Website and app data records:

+++

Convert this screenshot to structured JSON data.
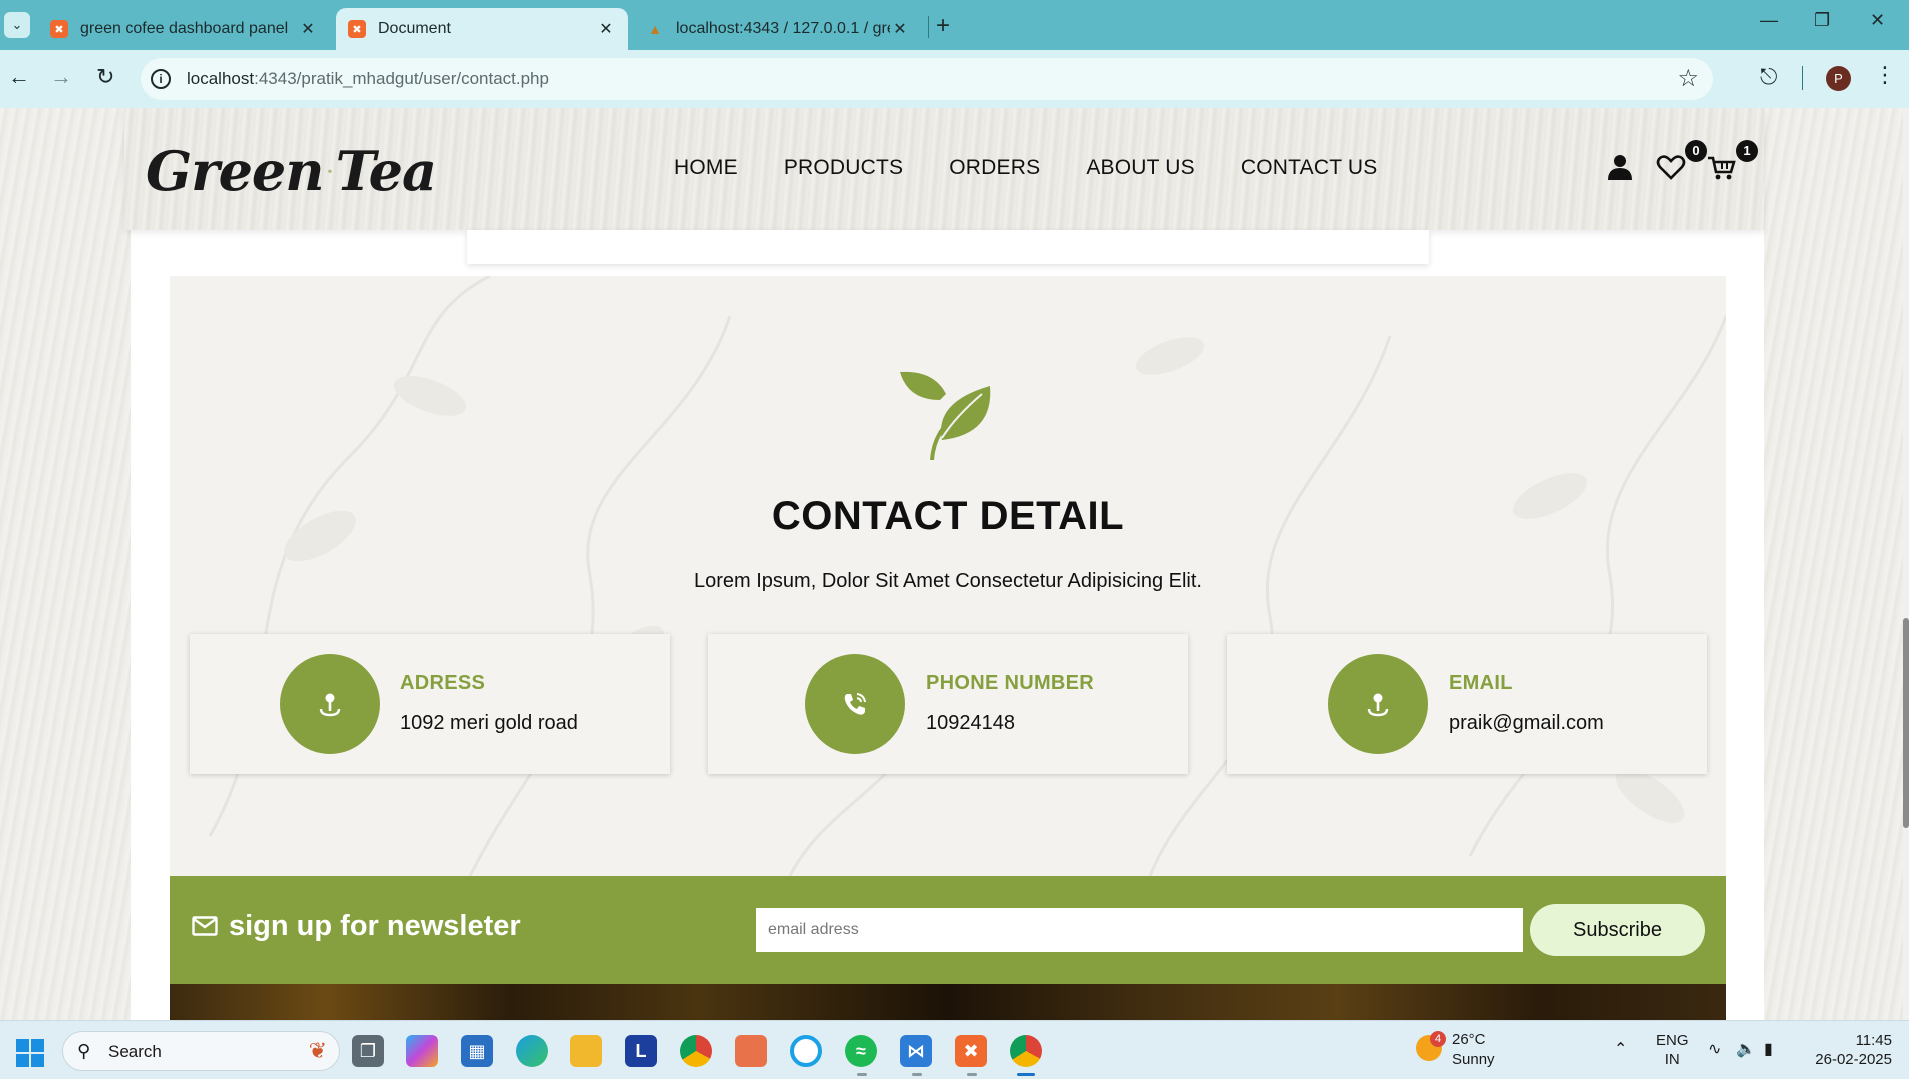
{
  "browser": {
    "tabs": [
      {
        "title": "green cofee dashboard panel",
        "active": false,
        "favicon": "xampp-icon"
      },
      {
        "title": "Document",
        "active": true,
        "favicon": "xampp-icon"
      },
      {
        "title": "localhost:4343 / 127.0.0.1 / gre",
        "active": false,
        "favicon": "phpmyadmin-icon"
      }
    ],
    "url_host": "localhost",
    "url_rest": ":4343/pratik_mhadgut/user/contact.php",
    "profile_initial": "P"
  },
  "site": {
    "logo_left": "Green",
    "logo_right": "Tea",
    "nav": [
      "HOME",
      "PRODUCTS",
      "ORDERS",
      "ABOUT US",
      "CONTACT US"
    ],
    "wishlist_count": "0",
    "cart_count": "1"
  },
  "contact": {
    "title": "CONTACT DETAIL",
    "subtitle": "Lorem Ipsum, Dolor Sit Amet Consectetur Adipisicing Elit.",
    "cards": [
      {
        "title": "ADRESS",
        "value": "1092 meri gold road",
        "icon": "map-pin-icon"
      },
      {
        "title": "PHONE NUMBER",
        "value": "10924148",
        "icon": "phone-icon"
      },
      {
        "title": "EMAIL",
        "value": "praik@gmail.com",
        "icon": "map-pin-icon"
      }
    ]
  },
  "newsletter": {
    "title": "sign up for newsleter",
    "placeholder": "email adress",
    "button": "Subscribe"
  },
  "taskbar": {
    "search": "Search",
    "weather_temp": "26°C",
    "weather_cond": "Sunny",
    "weather_badge": "4",
    "lang_1": "ENG",
    "lang_2": "IN",
    "time": "11:45",
    "date": "26-02-2025"
  },
  "colors": {
    "accent_green": "#86a03f",
    "tab_bar": "#5cb9c5",
    "toolbar": "#d7f1f4"
  }
}
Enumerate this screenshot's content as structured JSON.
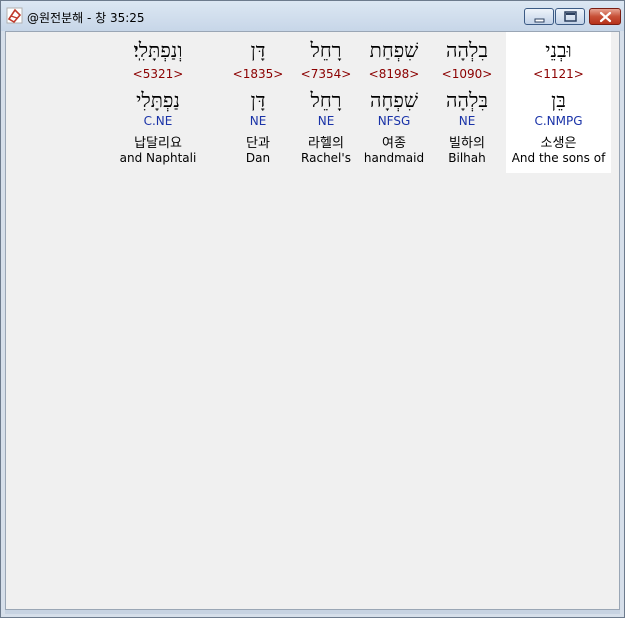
{
  "window": {
    "title": "@원전분해 - 창 35:25"
  },
  "colors": {
    "strong_number": "#8b0000",
    "morphology": "#1a33a8",
    "highlight_background": "#ffffff"
  },
  "words": [
    {
      "hebrew": "וּבְנֵי",
      "strong": "<1121>",
      "lemma": "בֵּן",
      "morph": "C.NMPG",
      "korean": "소생은",
      "english": "And the sons of",
      "highlighted": true
    },
    {
      "hebrew": "בִלְהָה",
      "strong": "<1090>",
      "lemma": "בִּלְהָה",
      "morph": "NE",
      "korean": "빌하의",
      "english": "Bilhah",
      "highlighted": false
    },
    {
      "hebrew": "שִׁפְחַת",
      "strong": "<8198>",
      "lemma": "שִׁפְחָה",
      "morph": "NFSG",
      "korean": "여종",
      "english": "handmaid",
      "highlighted": false
    },
    {
      "hebrew": "רָחֵל",
      "strong": "<7354>",
      "lemma": "רָחֵל",
      "morph": "NE",
      "korean": "라헬의",
      "english": "Rachel's",
      "highlighted": false
    },
    {
      "hebrew": "דָּן",
      "strong": "<1835>",
      "lemma": "דָּן",
      "morph": "NE",
      "korean": "단과",
      "english": "Dan",
      "highlighted": false
    },
    {
      "hebrew": "וְנַפְתָּלִֽי׃",
      "strong": "<5321>",
      "lemma": "נַפְתָּלִי",
      "morph": "C.NE",
      "korean": "납달리요",
      "english": "and Naphtali",
      "highlighted": false
    }
  ]
}
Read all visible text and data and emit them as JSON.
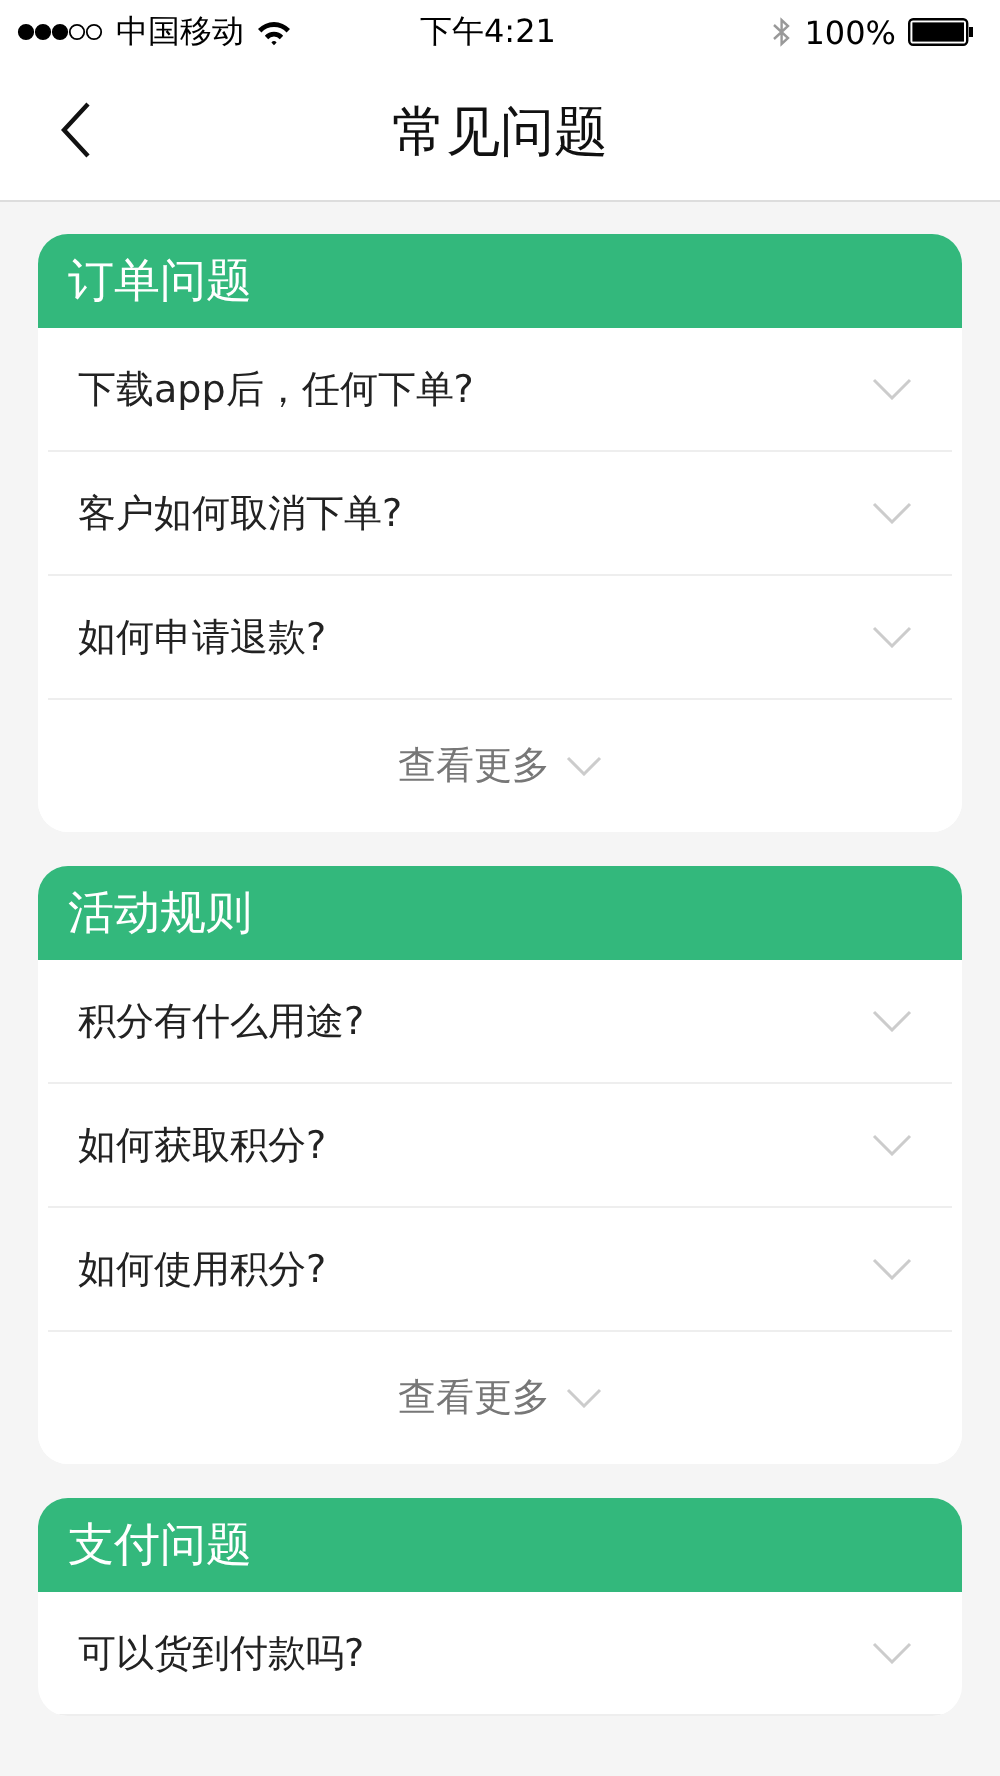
{
  "status_bar": {
    "carrier": "中国移动",
    "time": "下午4:21",
    "battery": "100%"
  },
  "nav": {
    "title": "常见问题"
  },
  "sections": [
    {
      "title": "订单问题",
      "questions": [
        "下载app后，任何下单?",
        "客户如何取消下单?",
        "如何申请退款?"
      ],
      "more": "查看更多"
    },
    {
      "title": "活动规则",
      "questions": [
        "积分有什么用途?",
        "如何获取积分?",
        "如何使用积分?"
      ],
      "more": "查看更多"
    },
    {
      "title": "支付问题",
      "questions": [
        "可以货到付款吗?"
      ]
    }
  ]
}
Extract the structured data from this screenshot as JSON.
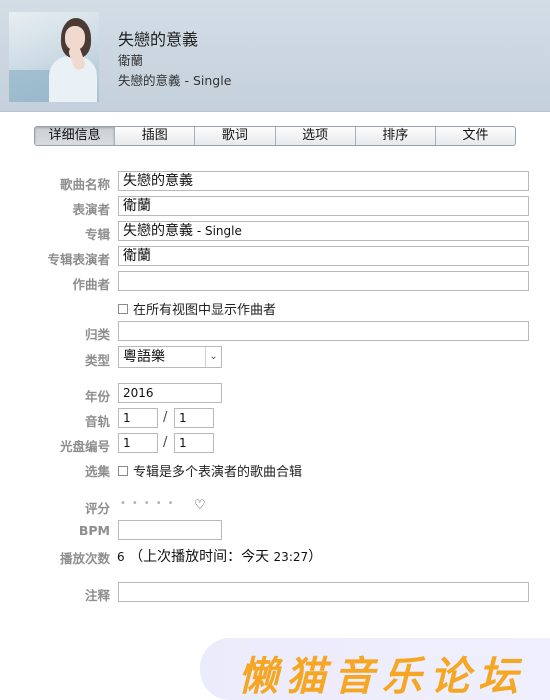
{
  "header": {
    "title": "失戀的意義",
    "artist": "衛蘭",
    "album": "失戀的意義 - Single"
  },
  "tabs": [
    {
      "label": "详细信息",
      "active": true
    },
    {
      "label": "插图"
    },
    {
      "label": "歌词"
    },
    {
      "label": "选项"
    },
    {
      "label": "排序"
    },
    {
      "label": "文件"
    }
  ],
  "form": {
    "song_name": {
      "label": "歌曲名称",
      "value": "失戀的意義"
    },
    "artist": {
      "label": "表演者",
      "value": "衛蘭"
    },
    "album": {
      "label": "专辑",
      "value_main": "失戀的意義",
      "value_suffix": " - Single"
    },
    "album_artist": {
      "label": "专辑表演者",
      "value": "衛蘭"
    },
    "composer": {
      "label": "作曲者",
      "value": ""
    },
    "show_composer": {
      "label": "在所有视图中显示作曲者",
      "checked": false
    },
    "grouping": {
      "label": "归类",
      "value": ""
    },
    "genre": {
      "label": "类型",
      "value": "粵語樂"
    },
    "year": {
      "label": "年份",
      "value": "2016"
    },
    "track": {
      "label": "音轨",
      "number": "1",
      "total": "1"
    },
    "disc": {
      "label": "光盘编号",
      "number": "1",
      "total": "1"
    },
    "compilation": {
      "label": "选集",
      "checkbox_label": "专辑是多个表演者的歌曲合辑",
      "checked": false
    },
    "rating": {
      "label": "评分",
      "stars": 0
    },
    "bpm": {
      "label": "BPM",
      "value": ""
    },
    "play_count": {
      "label": "播放次数",
      "count": "6",
      "last_played_prefix": "（上次播放时间：今天 ",
      "last_played_time": "23:27",
      "last_played_suffix": "）"
    },
    "comments": {
      "label": "注释",
      "value": ""
    }
  },
  "watermark": {
    "text": "懒猫音乐论坛"
  }
}
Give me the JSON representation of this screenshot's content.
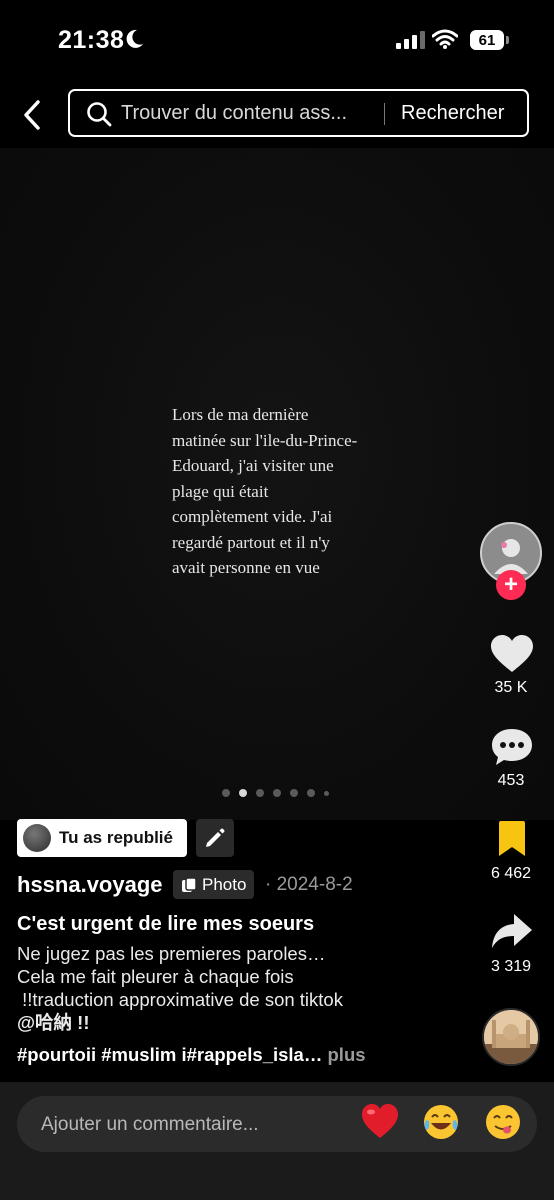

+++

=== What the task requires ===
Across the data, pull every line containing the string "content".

=== Your solution ===
Enumerate this screenshot's content as structured JSON.
Give me the JSON representation of this screenshot's content.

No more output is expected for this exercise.